    How to Set Up Fill Flash

    The goal of fill flash is to help illuminate a scene, not overpower the subject or other light sources. This idea should always be kept in mind when using fill flash. To help ensure that fill flash works properly you must
    • Know your flash's power
    • Know what you want the image to look like

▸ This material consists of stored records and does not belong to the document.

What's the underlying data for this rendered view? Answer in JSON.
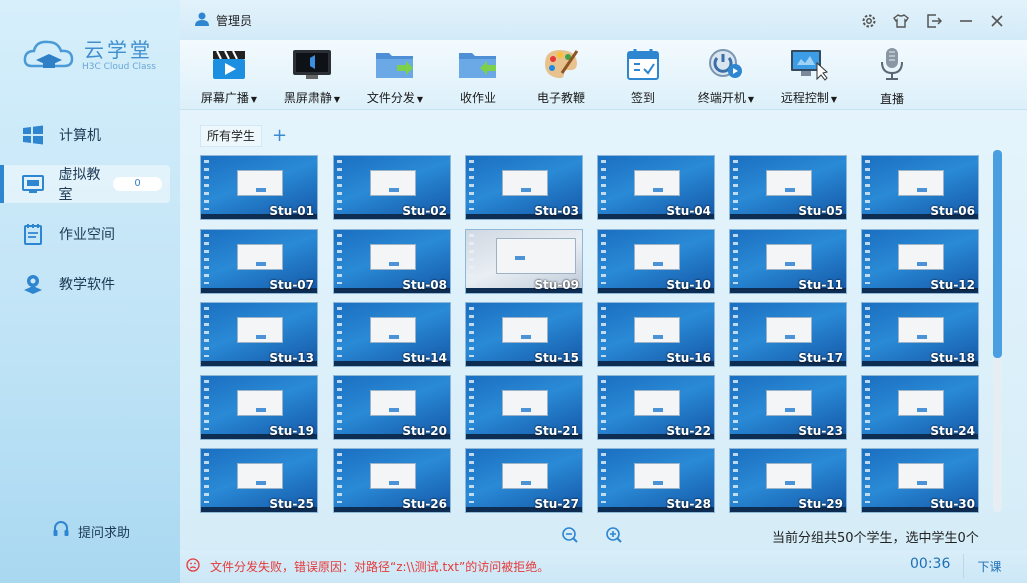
{
  "app": {
    "name_cn": "云学堂",
    "name_en": "H3C Cloud Class"
  },
  "sidebar": {
    "items": [
      {
        "label": "计算机",
        "icon": "windows-icon"
      },
      {
        "label": "虚拟教室",
        "icon": "classroom-icon",
        "badge": "0",
        "active": true
      },
      {
        "label": "作业空间",
        "icon": "homework-icon"
      },
      {
        "label": "教学软件",
        "icon": "software-icon"
      }
    ],
    "help_label": "提问求助"
  },
  "topbar": {
    "user": "管理员"
  },
  "toolbar": [
    {
      "label": "屏幕广播",
      "dropdown": true,
      "icon": "broadcast-icon"
    },
    {
      "label": "黑屏肃静",
      "dropdown": true,
      "icon": "blackscreen-icon"
    },
    {
      "label": "文件分发",
      "dropdown": true,
      "icon": "file-send-icon"
    },
    {
      "label": "收作业",
      "dropdown": false,
      "icon": "collect-homework-icon"
    },
    {
      "label": "电子教鞭",
      "dropdown": false,
      "icon": "palette-icon"
    },
    {
      "label": "签到",
      "dropdown": false,
      "icon": "checkin-icon"
    },
    {
      "label": "终端开机",
      "dropdown": true,
      "icon": "power-icon"
    },
    {
      "label": "远程控制",
      "dropdown": true,
      "icon": "remote-control-icon"
    },
    {
      "label": "直播",
      "dropdown": false,
      "icon": "microphone-icon"
    }
  ],
  "tabs": {
    "active": "所有学生",
    "add_symbol": "+"
  },
  "students": [
    "Stu-01",
    "Stu-02",
    "Stu-03",
    "Stu-04",
    "Stu-05",
    "Stu-06",
    "Stu-07",
    "Stu-08",
    "Stu-09",
    "Stu-10",
    "Stu-11",
    "Stu-12",
    "Stu-13",
    "Stu-14",
    "Stu-15",
    "Stu-16",
    "Stu-17",
    "Stu-18",
    "Stu-19",
    "Stu-20",
    "Stu-21",
    "Stu-22",
    "Stu-23",
    "Stu-24",
    "Stu-25",
    "Stu-26",
    "Stu-27",
    "Stu-28",
    "Stu-29",
    "Stu-30"
  ],
  "summary": "当前分组共50个学生，选中学生0个",
  "status": {
    "error": "文件分发失败，错误原因：对路径“z:\\\\测试.txt”的访问被拒绝。",
    "timer": "00:36",
    "end_class": "下课"
  },
  "colors": {
    "accent": "#2f86d0",
    "error": "#e5393a",
    "scroll": "#4a9fe0"
  }
}
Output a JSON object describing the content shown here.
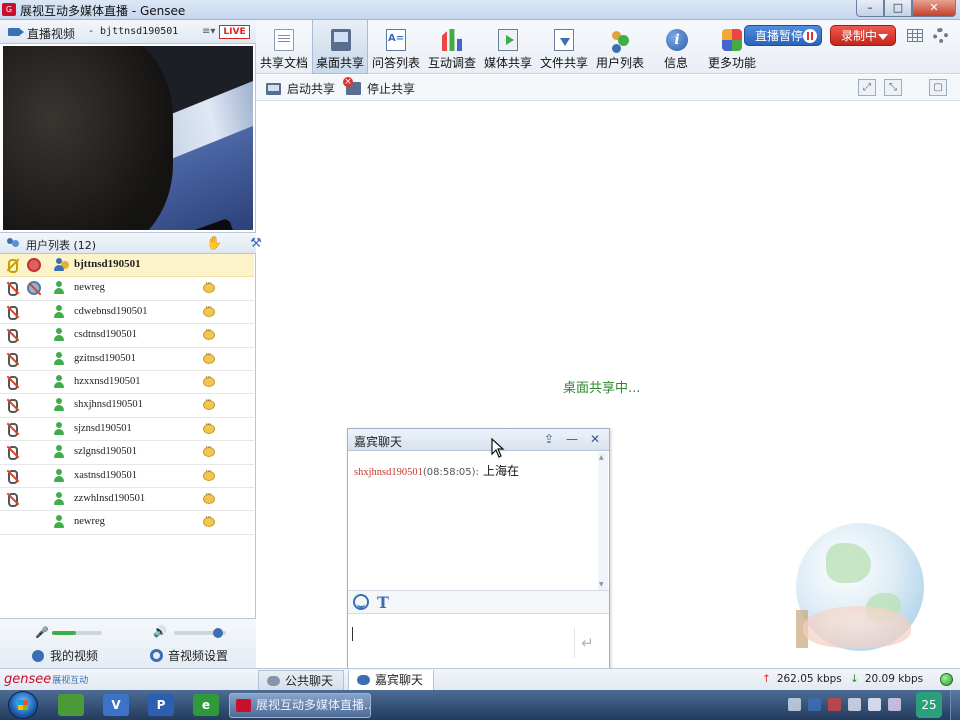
{
  "window": {
    "title": "展视互动多媒体直播 - Gensee",
    "controls": [
      "–",
      "□",
      "✕"
    ]
  },
  "video_panel": {
    "label": "直播视频",
    "presenter": "- bjttnsd190501",
    "live_badge": "LIVE"
  },
  "user_list": {
    "title": "用户列表 (12)",
    "users": [
      {
        "name": "bjttnsd190501",
        "role": "host",
        "selected": true
      },
      {
        "name": "newreg",
        "role": "attendee",
        "cam_disabled": true
      },
      {
        "name": "cdwebnsd190501",
        "role": "attendee"
      },
      {
        "name": "csdtnsd190501",
        "role": "attendee"
      },
      {
        "name": "gzitnsd190501",
        "role": "attendee"
      },
      {
        "name": "hzxxnsd190501",
        "role": "attendee"
      },
      {
        "name": "shxjhnsd190501",
        "role": "attendee"
      },
      {
        "name": "sjznsd190501",
        "role": "attendee"
      },
      {
        "name": "szlgnsd190501",
        "role": "attendee"
      },
      {
        "name": "xastnsd190501",
        "role": "attendee"
      },
      {
        "name": "zzwhlnsd190501",
        "role": "attendee"
      },
      {
        "name": "newreg",
        "role": "attendee",
        "no_mic_icon": true
      }
    ]
  },
  "left_footer": {
    "mic_level": 0.48,
    "speaker_level": 0.85,
    "my_video_label": "我的视频",
    "av_settings_label": "音视频设置"
  },
  "toolbar": {
    "tools": [
      {
        "label": "共享文档",
        "icon": "document-icon"
      },
      {
        "label": "桌面共享",
        "icon": "desktop-share-icon",
        "active": true
      },
      {
        "label": "问答列表",
        "icon": "qa-list-icon"
      },
      {
        "label": "互动调查",
        "icon": "survey-chart-icon"
      },
      {
        "label": "媒体共享",
        "icon": "media-share-icon"
      },
      {
        "label": "文件共享",
        "icon": "file-share-icon"
      },
      {
        "label": "用户列表",
        "icon": "user-list-icon"
      },
      {
        "label": "信息",
        "icon": "info-icon"
      },
      {
        "label": "更多功能",
        "icon": "more-functions-icon"
      }
    ],
    "pause_live_label": "直播暂停",
    "recording_label": "录制中"
  },
  "subbar": {
    "start_share_label": "启动共享",
    "stop_share_label": "停止共享",
    "fit_icons": [
      "fit-window-icon",
      "actual-size-icon",
      "fullscreen-icon"
    ]
  },
  "main": {
    "share_status": "桌面共享中..."
  },
  "guest_chat": {
    "title": "嘉宾聊天",
    "messages": [
      {
        "from": "shxjhnsd190501",
        "time": "(08:58:05):",
        "text": "上海在"
      }
    ]
  },
  "bottom_bar": {
    "logo_text": "gensee",
    "logo_sub": "展视互动",
    "public_chat_tab": "公共聊天",
    "guest_chat_tab": "嘉宾聊天",
    "upload_speed": "262.05 kbps",
    "download_speed": "20.09 kbps"
  },
  "taskbar": {
    "pinned": [
      {
        "label": "",
        "icon": "app-icon",
        "color": "#4a9a3a"
      },
      {
        "label": "V",
        "icon": "v-app-icon",
        "color": "#3b73c7"
      },
      {
        "label": "P",
        "icon": "p-app-icon",
        "color": "#2d5fb0"
      },
      {
        "label": "e",
        "icon": "browser-icon",
        "color": "#2f9a3a"
      }
    ],
    "task_label": "展视互动多媒体直播...",
    "tray_badge": "25"
  }
}
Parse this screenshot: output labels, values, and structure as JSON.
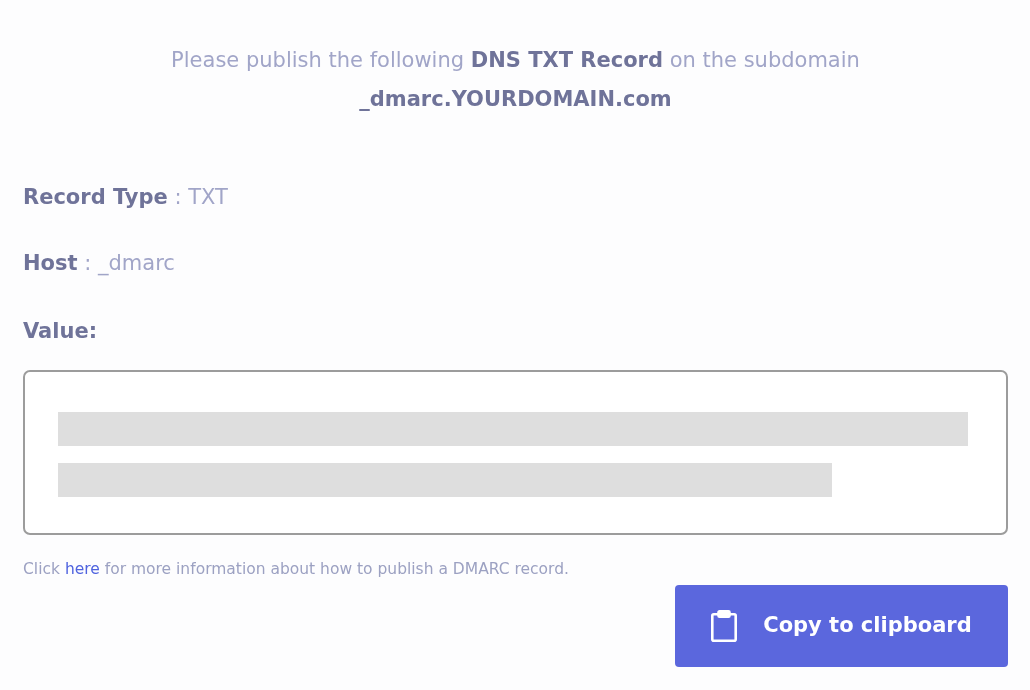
{
  "instruction": {
    "lines": [
      "Please publish the following **DNS TXT Record** on the subdomain",
      "**_dmarc.YOURDOMAIN.com**"
    ]
  },
  "details": [
    "**Record Type** : TXT",
    "**Host** : _dmarc"
  ],
  "value_label": "Value:",
  "value_field": {
    "redacted": true
  },
  "help": {
    "before": "Click ",
    "link": "here",
    "after": " for more information about how to publish a DMARC record."
  },
  "copy_button": {
    "label": "Copy to clipboard"
  }
}
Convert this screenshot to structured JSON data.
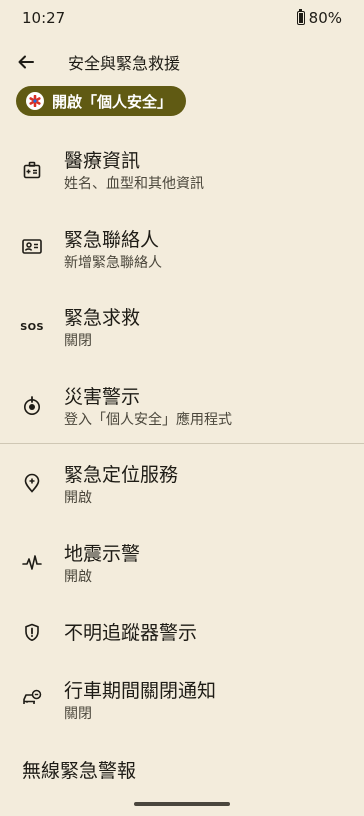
{
  "status_bar": {
    "time": "10:27",
    "battery": "80%"
  },
  "header": {
    "title": "安全與緊急救援"
  },
  "banner": {
    "label": "開啟「個人安全」"
  },
  "items": [
    {
      "title": "醫療資訊",
      "subtitle": "姓名、血型和其他資訊",
      "icon": "medical-id-icon"
    },
    {
      "title": "緊急聯絡人",
      "subtitle": "新增緊急聯絡人",
      "icon": "contact-card-icon"
    },
    {
      "title": "緊急求救",
      "subtitle": "關閉",
      "icon": "sos-icon",
      "icon_text": "SOS"
    },
    {
      "title": "災害警示",
      "subtitle": "登入「個人安全」應用程式",
      "icon": "alert-target-icon"
    },
    {
      "title": "緊急定位服務",
      "subtitle": "開啟",
      "icon": "location-pin-icon"
    },
    {
      "title": "地震示警",
      "subtitle": "開啟",
      "icon": "waveform-icon"
    },
    {
      "title": "不明追蹤器警示",
      "icon": "tracker-shield-icon"
    },
    {
      "title": "行車期間關閉通知",
      "subtitle": "關閉",
      "icon": "car-notification-icon"
    }
  ],
  "section": {
    "title": "無線緊急警報"
  }
}
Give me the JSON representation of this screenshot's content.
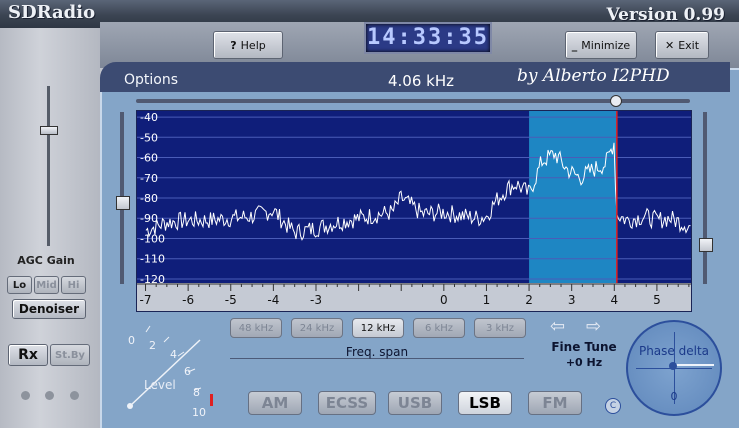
{
  "window": {
    "title": "SDRadio",
    "version": "Version 0.99",
    "author": "by Alberto I2PHD"
  },
  "header": {
    "help_label": "Help",
    "clock": "14:33:35",
    "minimize_label": "Minimize",
    "exit_label": "Exit"
  },
  "main": {
    "options_label": "Options",
    "freq_readout": "4.06 kHz",
    "freq_span_label": "Freq. span",
    "fine_tune_label": "Fine Tune",
    "fine_tune_value": "+0 Hz",
    "phase_delta_label": "Phase delta",
    "phase_delta_value": "0",
    "span_buttons": [
      "48 kHz",
      "24 kHz",
      "12 kHz",
      "6 kHz",
      "3 kHz"
    ],
    "span_selected": "12 kHz",
    "mode_buttons": [
      "AM",
      "ECSS",
      "USB",
      "LSB",
      "FM"
    ],
    "mode_selected": "LSB",
    "level_label": "Level",
    "level_scale": [
      "0",
      "2",
      "4",
      "6",
      "8",
      "10"
    ]
  },
  "left_panel": {
    "agc_label": "AGC Gain",
    "agc_buttons": [
      "Lo",
      "Mid",
      "Hi"
    ],
    "agc_selected": "Lo",
    "denoiser_label": "Denoiser",
    "rx_label": "Rx",
    "stby_label": "St.By"
  },
  "colors": {
    "spectrum_bg": "#0f1e7a",
    "passband": "#1e86c3",
    "trace": "#ffffff",
    "marker": "#e02020"
  },
  "chart_data": {
    "type": "line",
    "x_unit": "kHz",
    "xlim": [
      -7.2,
      5.8
    ],
    "ylim": [
      -122,
      -37
    ],
    "x_ticks": [
      -7,
      -6,
      -5,
      -4,
      -3,
      0,
      1,
      2,
      3,
      4,
      5
    ],
    "y_ticks": [
      -40,
      -50,
      -60,
      -70,
      -80,
      -90,
      -100,
      -110,
      -120
    ],
    "passband": [
      2.0,
      4.05
    ],
    "marker_x": 4.06,
    "grid": true,
    "series": [
      {
        "x": [
          -7.0,
          -6.5,
          -6.0,
          -5.5,
          -5.0,
          -4.5,
          -4.0,
          -3.8,
          -3.5,
          -3.0,
          -2.5,
          -2.0,
          -1.5,
          -1.2,
          -1.0,
          -0.5,
          0.0,
          0.5,
          0.8,
          1.0,
          1.2,
          1.5,
          1.7,
          2.0,
          2.3,
          2.6,
          2.9,
          3.2,
          3.5,
          3.8,
          4.0,
          4.05,
          4.3,
          4.7,
          5.0,
          5.3,
          5.8
        ],
        "y": [
          -96,
          -92,
          -91,
          -91,
          -90,
          -89,
          -86,
          -91,
          -97,
          -95,
          -92,
          -90,
          -88,
          -87,
          -80,
          -88,
          -87,
          -89,
          -90,
          -89,
          -82,
          -75,
          -73,
          -78,
          -62,
          -58,
          -66,
          -70,
          -66,
          -63,
          -52,
          -88,
          -91,
          -89,
          -91,
          -90,
          -94
        ]
      }
    ]
  }
}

    Take the time to experiment with your camera's flash in different lighting situations and at different distances. This will help you learn the power of your flash so you can better determine if the fill...MORE flash will help or hurt an image. If you do not know the power of your flash you can not properly predict how it will light a scene.As with any image, you need to have an idea of how you want the image to look before you shoot it. Do you want there to be shadows behind the subject? What about light shadows angled on the face to help define features? Do you want an even light across the entire image? Questions like these must be answered in your mind before using fill flash. These answers will determine if you use an on-camera flash, an off camera flash, a diffuser on your flash, what angle the flash should be at, and how close you put the flash to your subject.Once you have the answers to these questions you will know what flash to use, if a diffuser is needed, and where to place the flash. From that point its a simple matter of pressing the shutter button to finish your image.